What the task asks: How many lines in the data that follows contain the word "title"? Only that number is needed.

Source material:

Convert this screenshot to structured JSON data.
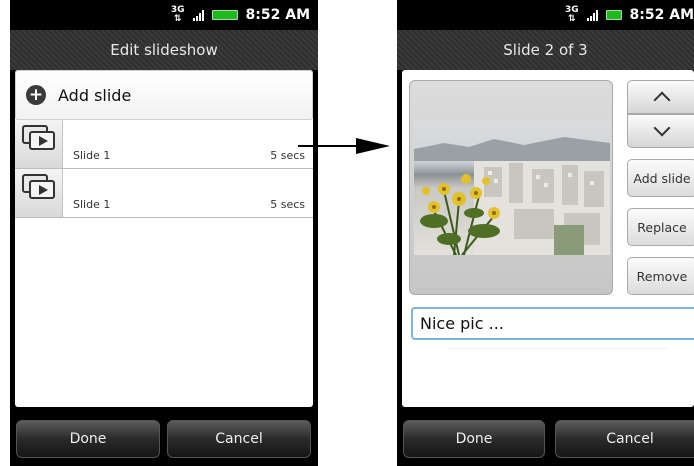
{
  "left_screen": {
    "status": {
      "network": "3G",
      "time": "8:52 AM"
    },
    "title": "Edit slideshow",
    "add_slide_label": "Add slide",
    "slides": [
      {
        "name": "Slide 1",
        "duration": "5 secs"
      },
      {
        "name": "Slide 1",
        "duration": "5 secs"
      }
    ],
    "buttons": {
      "done": "Done",
      "cancel": "Cancel"
    }
  },
  "right_screen": {
    "status": {
      "network": "3G",
      "time": "8:52 AM"
    },
    "title": "Slide 2 of 3",
    "side_buttons": {
      "add_slide": "Add slide",
      "replace": "Replace",
      "remove": "Remove"
    },
    "caption_value": "Nice pic ...",
    "buttons": {
      "done": "Done",
      "cancel": "Cancel"
    }
  },
  "colors": {
    "battery": "#1fb81f",
    "focus_border": "#7fb3d9"
  },
  "icons": [
    "plus-icon",
    "slides-icon",
    "chevron-up-icon",
    "chevron-down-icon",
    "arrow-right-icon"
  ]
}
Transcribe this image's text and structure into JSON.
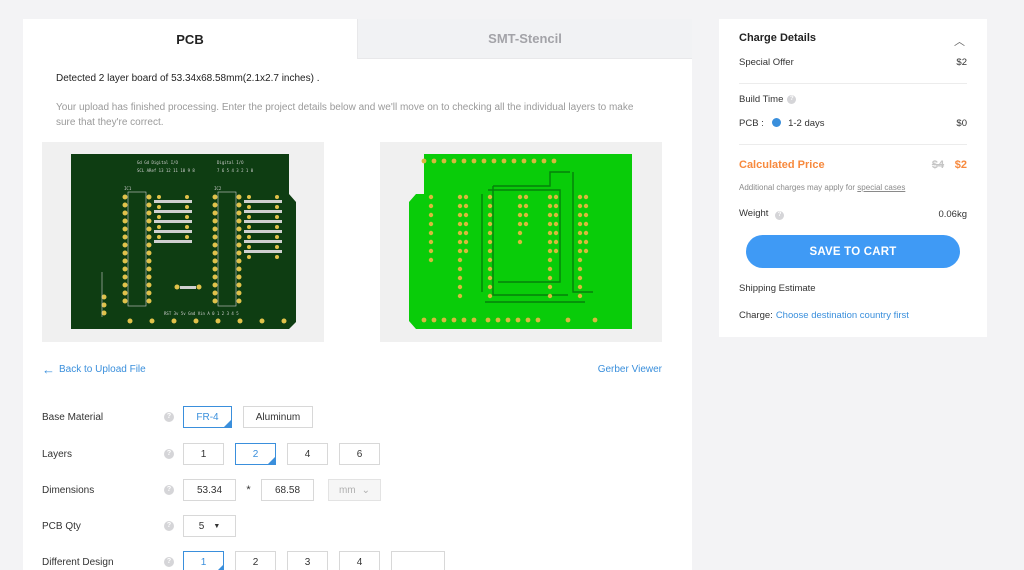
{
  "tabs": [
    {
      "label": "PCB"
    },
    {
      "label": "SMT-Stencil"
    }
  ],
  "detected_text": "Detected 2 layer board of 53.34x68.58mm(2.1x2.7 inches) .",
  "notice_text": "Your upload has finished processing. Enter the project details below and we'll move on to checking all the individual layers to make sure that they're correct.",
  "back_link": "Back to Upload File",
  "gerber_link": "Gerber Viewer",
  "form": {
    "base_material": {
      "label": "Base Material",
      "options": [
        "FR-4",
        "Aluminum"
      ],
      "selected": "FR-4"
    },
    "layers": {
      "label": "Layers",
      "options": [
        "1",
        "2",
        "4",
        "6"
      ],
      "selected": "2"
    },
    "dimensions": {
      "label": "Dimensions",
      "width": "53.34",
      "separator": "*",
      "height": "68.58",
      "unit": "mm"
    },
    "pcb_qty": {
      "label": "PCB Qty",
      "value": "5"
    },
    "different_design": {
      "label": "Different Design",
      "options": [
        "1",
        "2",
        "3",
        "4",
        ""
      ],
      "selected": "1"
    }
  },
  "help_icon": "?",
  "sidebar": {
    "title": "Charge Details",
    "special_offer": {
      "label": "Special Offer",
      "value": "$2"
    },
    "build_time": {
      "label": "Build Time"
    },
    "pcb_build": {
      "label": "PCB :",
      "option": "1-2 days",
      "value": "$0"
    },
    "calculated_price": {
      "label": "Calculated Price",
      "old": "$4",
      "new": "$2"
    },
    "note": "Additional charges may apply for ",
    "note_link": "special cases",
    "weight": {
      "label": "Weight",
      "value": "0.06kg"
    },
    "save_button": "SAVE TO CART",
    "shipping": "Shipping Estimate",
    "charge": {
      "label": "Charge:",
      "link": "Choose destination country first"
    }
  },
  "colors": {
    "accent": "#3a8fdc",
    "price": "#f7893d",
    "button": "#3f9af5",
    "pcb_dark": "#0e3d12",
    "pcb_green": "#09cc09"
  }
}
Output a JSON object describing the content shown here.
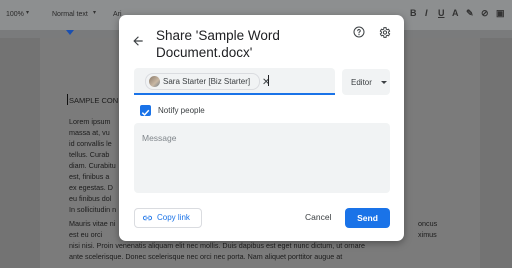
{
  "toolbar": {
    "zoom": "100%",
    "style": "Normal text",
    "font": "Ari",
    "icons": [
      "bold-icon",
      "italic-icon",
      "underline-icon",
      "text-color-icon",
      "highlight-icon",
      "link-icon",
      "comment-icon",
      "image-icon",
      "align-icon",
      "line-spacing-icon",
      "checklist-icon",
      "bullets-icon",
      "numbered-list-icon",
      "indent-icon",
      "more-icon"
    ]
  },
  "document": {
    "heading": "SAMPLE CON",
    "lines_left": [
      "Lorem ipsum",
      "massa at, vu",
      "id convallis le",
      "tellus. Curab",
      "diam. Curabitu",
      "est, finibus a",
      "ex egestas. D",
      "eu finibus dol",
      "In sollicitudin n",
      "",
      "Mauris vitae ni",
      "est eu orci"
    ],
    "lines_right": [
      "",
      "",
      "",
      "",
      "",
      "",
      "",
      "",
      "",
      "",
      "",
      "",
      "oncus",
      "ximus"
    ],
    "bottom_lines": [
      "Donec et nisi dictum felis sollicitudin congue. Sed rhoncus",
      "nisi nisi. Proin venenatis aliquam elit nec mollis. Duis dapibus est eget nunc dictum, ut ornare",
      "ante scelerisque. Donec scelerisque nec orci nec porta. Nam aliquet porttitor augue at"
    ]
  },
  "dialog": {
    "title": "Share 'Sample Word Document.docx'",
    "help_icon": "help-circle-icon",
    "settings_icon": "gear-icon",
    "back_icon": "back-arrow-icon",
    "recipient_chip": "Sara Starter [Biz Starter]",
    "role": "Editor",
    "notify_label": "Notify people",
    "notify_checked": true,
    "message_placeholder": "Message",
    "copy_link_label": "Copy link",
    "cancel_label": "Cancel",
    "send_label": "Send",
    "accent_color": "#1a73e8"
  }
}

Response: 4